Although we know that sex has many health benefits — it can lower stress, improve sleep, decrease risk of prostate cancer — scientists can’t always explain why these things are true. A particularly pesky example is the link between increased sexual activity and a decreased risk of heart problems: We’ve known that this connection exists for years, but scientists have only now figured out why.
The answer lies with homocysteine, an amino acid (a protein building block) that’s essential for keeping your body’s cells functioning, but can also cause strokes and heart attacks when too much of it builds up. A group of researchers from Taiwan’s National Defense Medical Center have discovered that having lots of sex is correlated with lower, healthy homocysteine levels.
But here’s the kicker: This connection was only seen in men.
The research, which was published in the Journal of Sexual Medicine in early June, surveyed 2,267 people between the ages of 20 and 59 and compared their sexual activity and homocysteine blood levels for a year. As a whole, the group showed a link between frequent sex and lower homocysteine levels, but when the scientists separated the group by gender and took out control factors, this pattern only revealed itself in the men.
Why the gendered result? The team didn’t specifically study this question, but they do have some ideas. For instance, homocysteine might be especially important to men because they can’t get erections unless they have healthy blood flow; in fact, men with heart problems often experience erectile dysfunction. Women, in contrast, are less dependent on blood flow for arousal. For a man to have penetrative sex, his homocysteine levels need to be low enough so that blood can flow freely to his penis and trigger an erection.
This is the first study to analyze the relationship between sex and homocysteine levels, which means that the research is groundbreaking but also that it doesn’t tell the full story. The team acknowledges its limits: “The study was a cross-sectional observational investigation,” they explain in the abstract, “and the causal relation should be evaluated in a follow-up study.”
Still, it’s pretty cool that we now have an idea of how sex helps the (male) heart.
How often might a man need to have sex to get this benefit? Well, the lowest amounts of homocysteine were seen in men who had sex at least twice a week. Men who had sex less than once a month had the highest amount of homocysteine in their blood.
“Clinical physicians in primary care should support patients’ sexual activity,” the study concludes.
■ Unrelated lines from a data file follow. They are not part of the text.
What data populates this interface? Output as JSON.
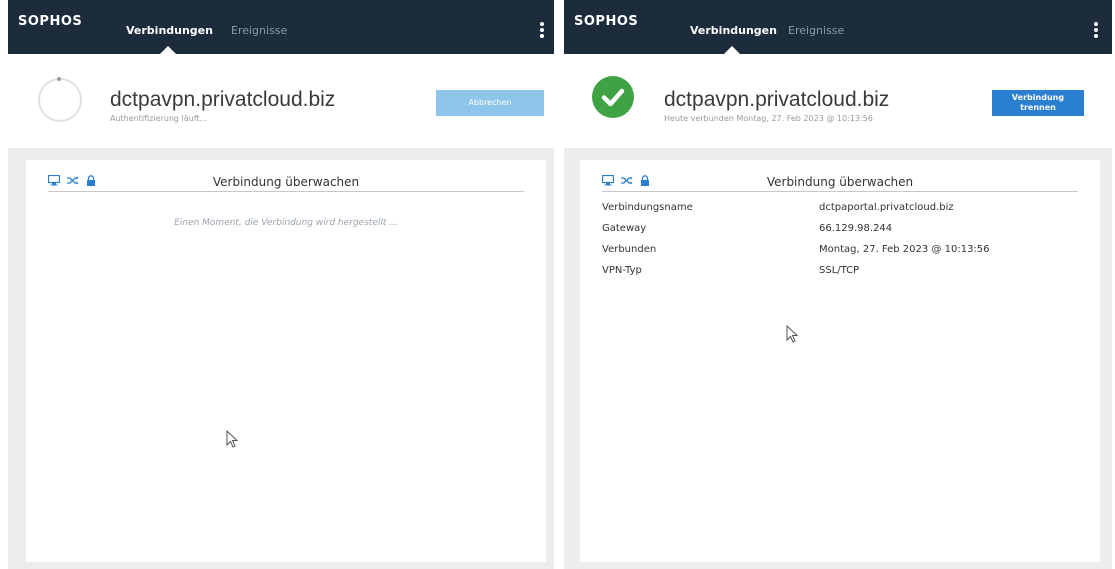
{
  "left_window": {
    "brand": "SOPHOS",
    "tabs": [
      {
        "label": "Verbindungen",
        "active": true
      },
      {
        "label": "Ereignisse",
        "active": false
      }
    ],
    "connection": {
      "title": "dctpavpn.privatcloud.biz",
      "status": "Authentifizierung läuft...",
      "button_label": "Abbrechen"
    },
    "panel": {
      "title": "Verbindung überwachen",
      "message": "Einen Moment, die Verbindung wird hergestellt ..."
    }
  },
  "right_window": {
    "brand": "SOPHOS",
    "tabs": [
      {
        "label": "Verbindungen",
        "active": true
      },
      {
        "label": "Ereignisse",
        "active": false
      }
    ],
    "connection": {
      "title": "dctpavpn.privatcloud.biz",
      "status": "Heute verbunden Montag, 27. Feb 2023 @ 10:13:56",
      "button_label_line1": "Verbindung",
      "button_label_line2": "trennen"
    },
    "panel": {
      "title": "Verbindung überwachen",
      "details": [
        {
          "key": "Verbindungsname",
          "value": "dctpaportal.privatcloud.biz"
        },
        {
          "key": "Gateway",
          "value": "66.129.98.244"
        },
        {
          "key": "Verbunden",
          "value": "Montag, 27. Feb 2023 @ 10:13:56"
        },
        {
          "key": "VPN-Typ",
          "value": "SSL/TCP"
        }
      ]
    }
  },
  "colors": {
    "topbar": "#1c2c3c",
    "accent_blue": "#2a7fd0",
    "cancel_disabled": "#8ec5ea",
    "success_green": "#3fa344",
    "background": "#ececec"
  },
  "icons": [
    "monitor-icon",
    "shuffle-icon",
    "lock-icon",
    "spinner-icon",
    "check-circle-icon",
    "kebab-menu-icon",
    "cursor-icon"
  ]
}
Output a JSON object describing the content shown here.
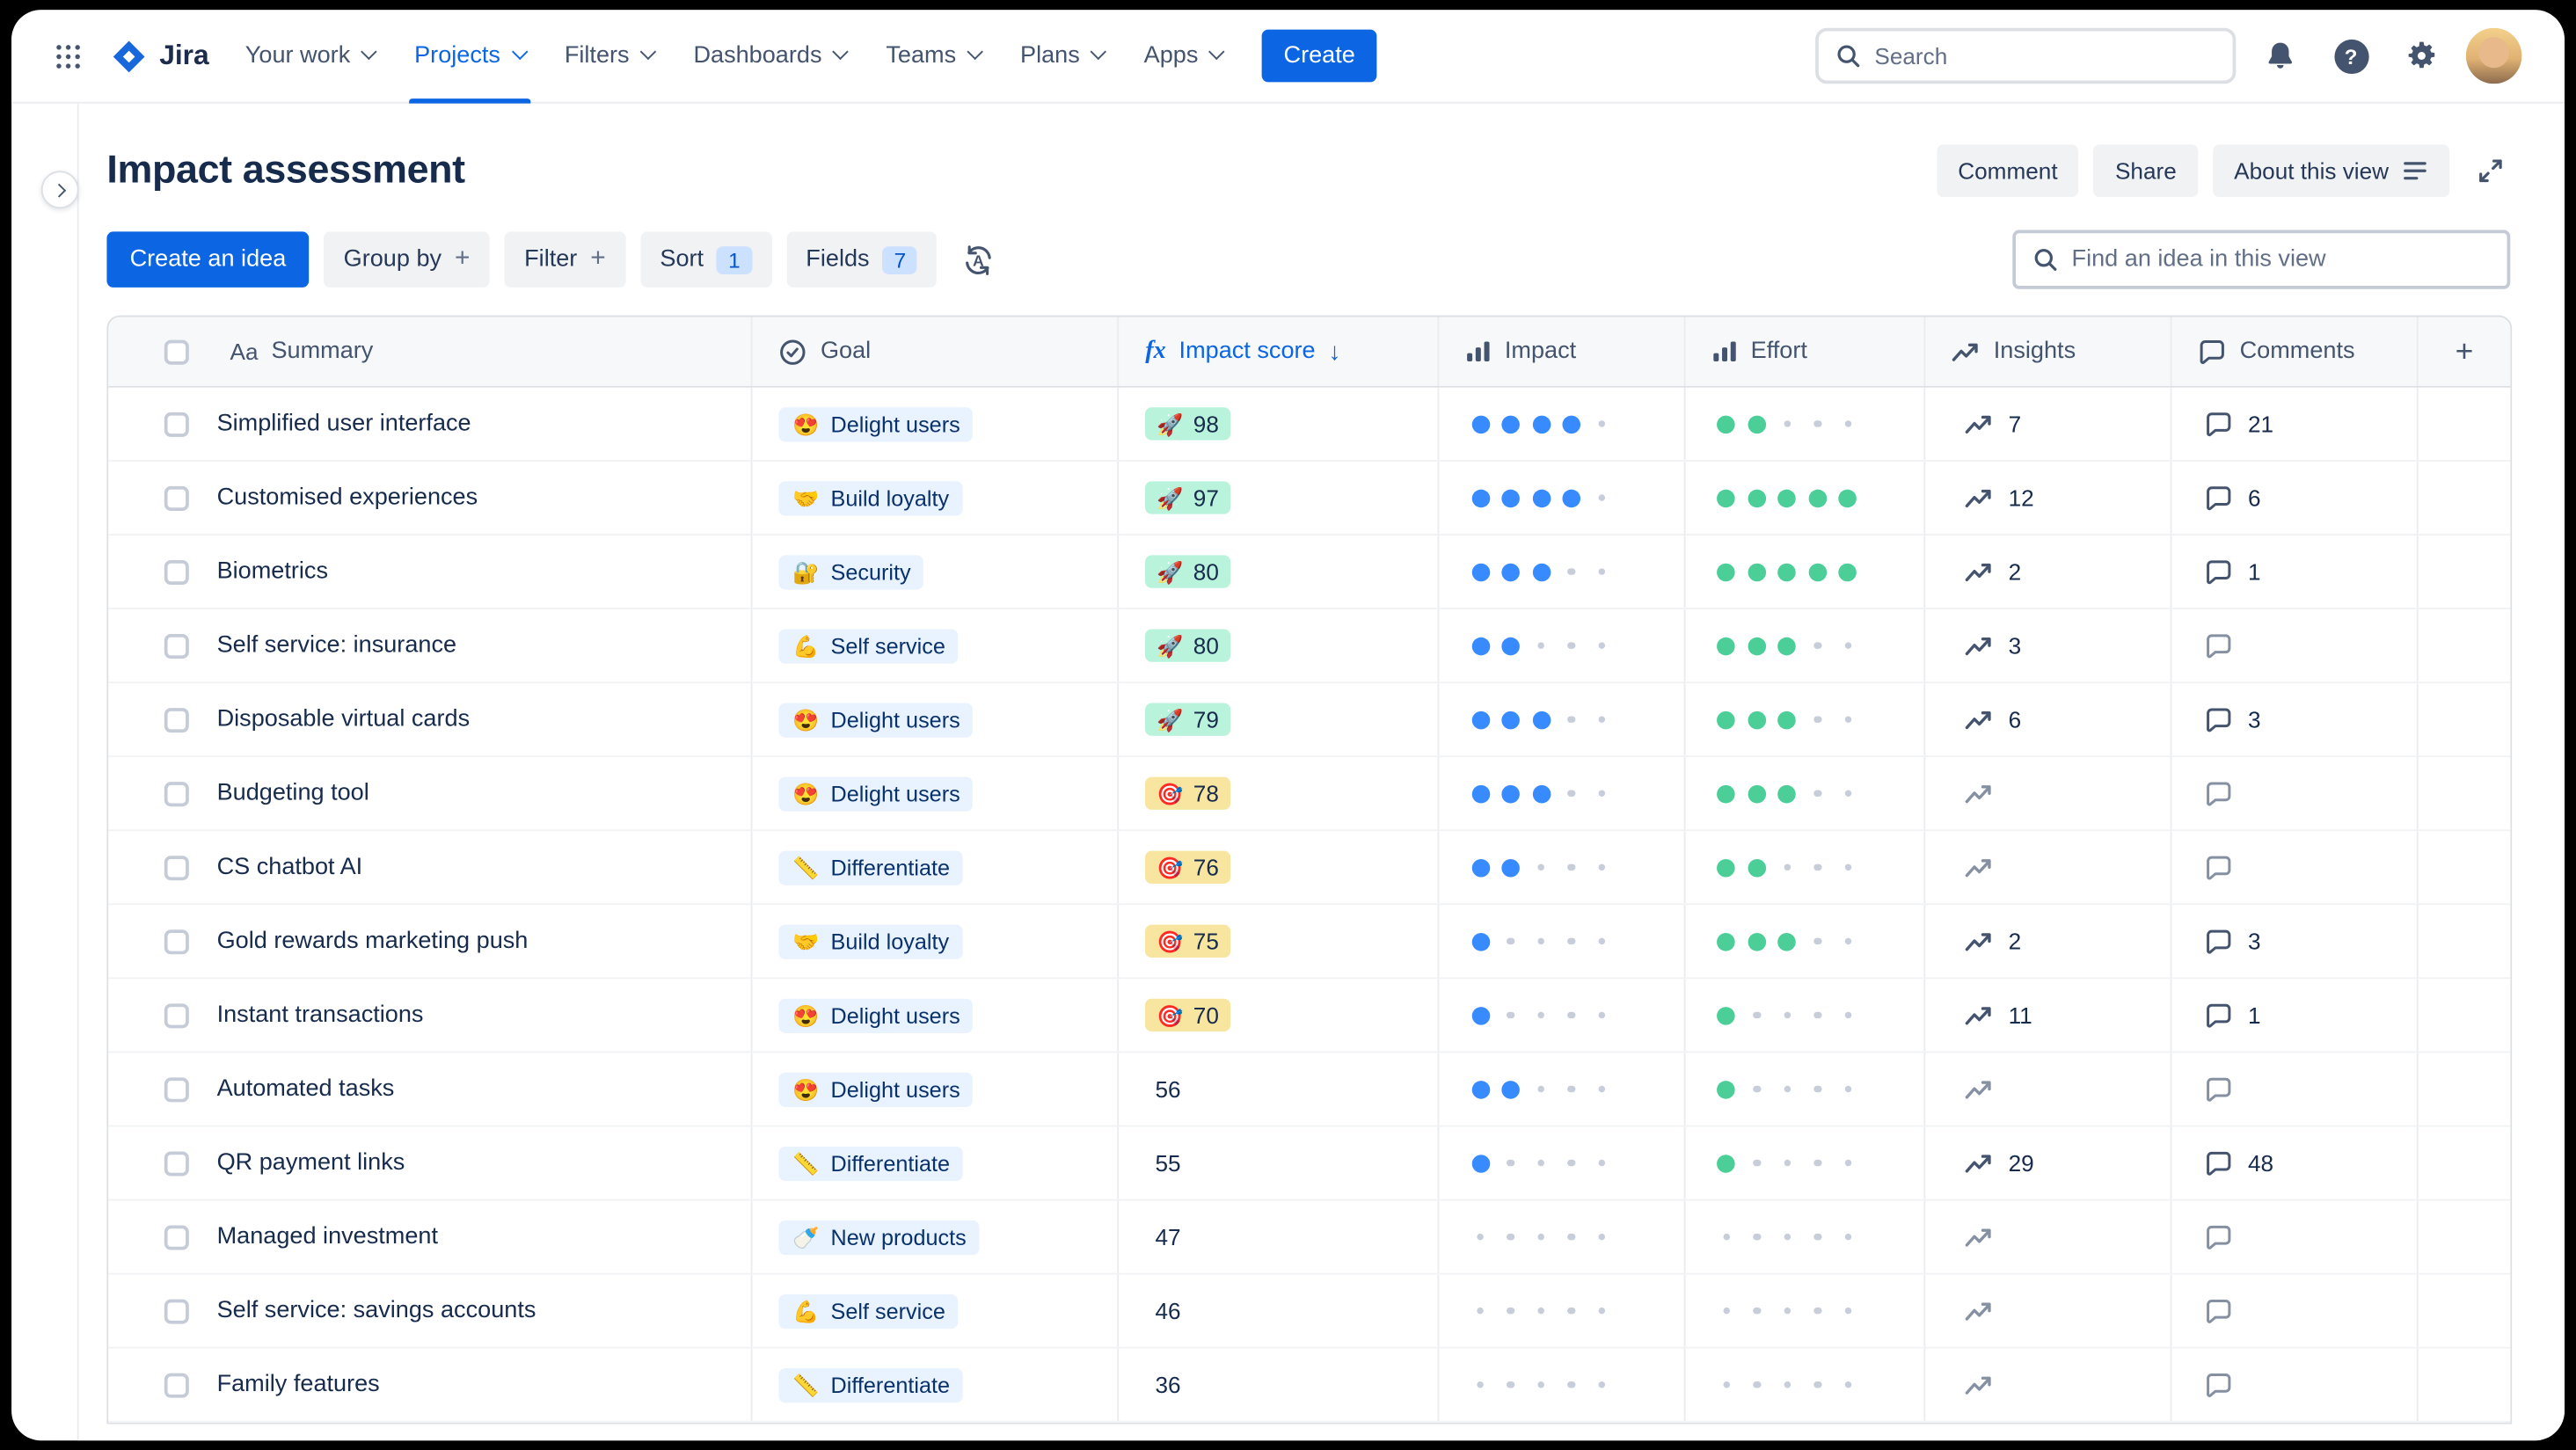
{
  "nav": {
    "logo": "Jira",
    "items": [
      {
        "label": "Your work"
      },
      {
        "label": "Projects",
        "active": true
      },
      {
        "label": "Filters"
      },
      {
        "label": "Dashboards"
      },
      {
        "label": "Teams"
      },
      {
        "label": "Plans"
      },
      {
        "label": "Apps"
      }
    ],
    "create_label": "Create",
    "search_placeholder": "Search"
  },
  "header": {
    "title": "Impact assessment",
    "comment_label": "Comment",
    "share_label": "Share",
    "about_label": "About this view"
  },
  "toolbar": {
    "create_idea_label": "Create an idea",
    "group_by_label": "Group by",
    "filter_label": "Filter",
    "sort_label": "Sort",
    "sort_count": "1",
    "fields_label": "Fields",
    "fields_count": "7",
    "find_placeholder": "Find an idea in this view"
  },
  "table": {
    "header": {
      "summary_glyph": "Aa",
      "summary": "Summary",
      "goal": "Goal",
      "formula_glyph": "fx",
      "impact_score": "Impact score",
      "sort_arrow": "↓",
      "impact": "Impact",
      "effort": "Effort",
      "insights": "Insights",
      "comments": "Comments"
    },
    "colors": {
      "impact_dot": "#388BFF",
      "effort_dot": "#4BCE97",
      "score_green_bg": "#BAF3DB",
      "score_yellow_bg": "#F8E6A0",
      "goal_chip_bg": "#E9F2FF",
      "accent_blue": "#0C66E4"
    },
    "rows": [
      {
        "summary": "Simplified user interface",
        "goal_emoji": "😍",
        "goal": "Delight users",
        "score": 98,
        "score_style": "green",
        "score_emoji": "🚀",
        "impact": 4,
        "effort": 2,
        "insights": 7,
        "comments": 21
      },
      {
        "summary": "Customised experiences",
        "goal_emoji": "🤝",
        "goal": "Build loyalty",
        "score": 97,
        "score_style": "green",
        "score_emoji": "🚀",
        "impact": 4,
        "effort": 5,
        "insights": 12,
        "comments": 6
      },
      {
        "summary": "Biometrics",
        "goal_emoji": "🔐",
        "goal": "Security",
        "score": 80,
        "score_style": "green",
        "score_emoji": "🚀",
        "impact": 3,
        "effort": 5,
        "insights": 2,
        "comments": 1
      },
      {
        "summary": "Self service: insurance",
        "goal_emoji": "💪",
        "goal": "Self service",
        "score": 80,
        "score_style": "green",
        "score_emoji": "🚀",
        "impact": 2,
        "effort": 3,
        "insights": 3,
        "comments": null
      },
      {
        "summary": "Disposable virtual cards",
        "goal_emoji": "😍",
        "goal": "Delight users",
        "score": 79,
        "score_style": "green",
        "score_emoji": "🚀",
        "impact": 3,
        "effort": 3,
        "insights": 6,
        "comments": 3
      },
      {
        "summary": "Budgeting tool",
        "goal_emoji": "😍",
        "goal": "Delight users",
        "score": 78,
        "score_style": "yellow",
        "score_emoji": "🎯",
        "impact": 3,
        "effort": 3,
        "insights": null,
        "comments": null
      },
      {
        "summary": "CS chatbot AI",
        "goal_emoji": "📏",
        "goal": "Differentiate",
        "score": 76,
        "score_style": "yellow",
        "score_emoji": "🎯",
        "impact": 2,
        "effort": 2,
        "insights": null,
        "comments": null
      },
      {
        "summary": "Gold rewards marketing push",
        "goal_emoji": "🤝",
        "goal": "Build loyalty",
        "score": 75,
        "score_style": "yellow",
        "score_emoji": "🎯",
        "impact": 1,
        "effort": 3,
        "insights": 2,
        "comments": 3
      },
      {
        "summary": "Instant transactions",
        "goal_emoji": "😍",
        "goal": "Delight users",
        "score": 70,
        "score_style": "yellow",
        "score_emoji": "🎯",
        "impact": 1,
        "effort": 1,
        "insights": 11,
        "comments": 1
      },
      {
        "summary": "Automated tasks",
        "goal_emoji": "😍",
        "goal": "Delight users",
        "score": 56,
        "score_style": "plain",
        "score_emoji": null,
        "impact": 2,
        "effort": 1,
        "insights": null,
        "comments": null
      },
      {
        "summary": "QR payment links",
        "goal_emoji": "📏",
        "goal": "Differentiate",
        "score": 55,
        "score_style": "plain",
        "score_emoji": null,
        "impact": 1,
        "effort": 1,
        "insights": 29,
        "comments": 48
      },
      {
        "summary": "Managed investment",
        "goal_emoji": "🍼",
        "goal": "New products",
        "score": 47,
        "score_style": "plain",
        "score_emoji": null,
        "impact": 0,
        "effort": 0,
        "insights": null,
        "comments": null
      },
      {
        "summary": "Self service: savings accounts",
        "goal_emoji": "💪",
        "goal": "Self service",
        "score": 46,
        "score_style": "plain",
        "score_emoji": null,
        "impact": 0,
        "effort": 0,
        "insights": null,
        "comments": null
      },
      {
        "summary": "Family features",
        "goal_emoji": "📏",
        "goal": "Differentiate",
        "score": 36,
        "score_style": "plain",
        "score_emoji": null,
        "impact": 0,
        "effort": 0,
        "insights": null,
        "comments": null
      }
    ]
  }
}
Especially those patients who are at risk of heart disease, which includes men who smoke, have high blood pressure, eat a high-cholesterol diet, or are over 45 years old.
Well, there you go: One more reason to get busy.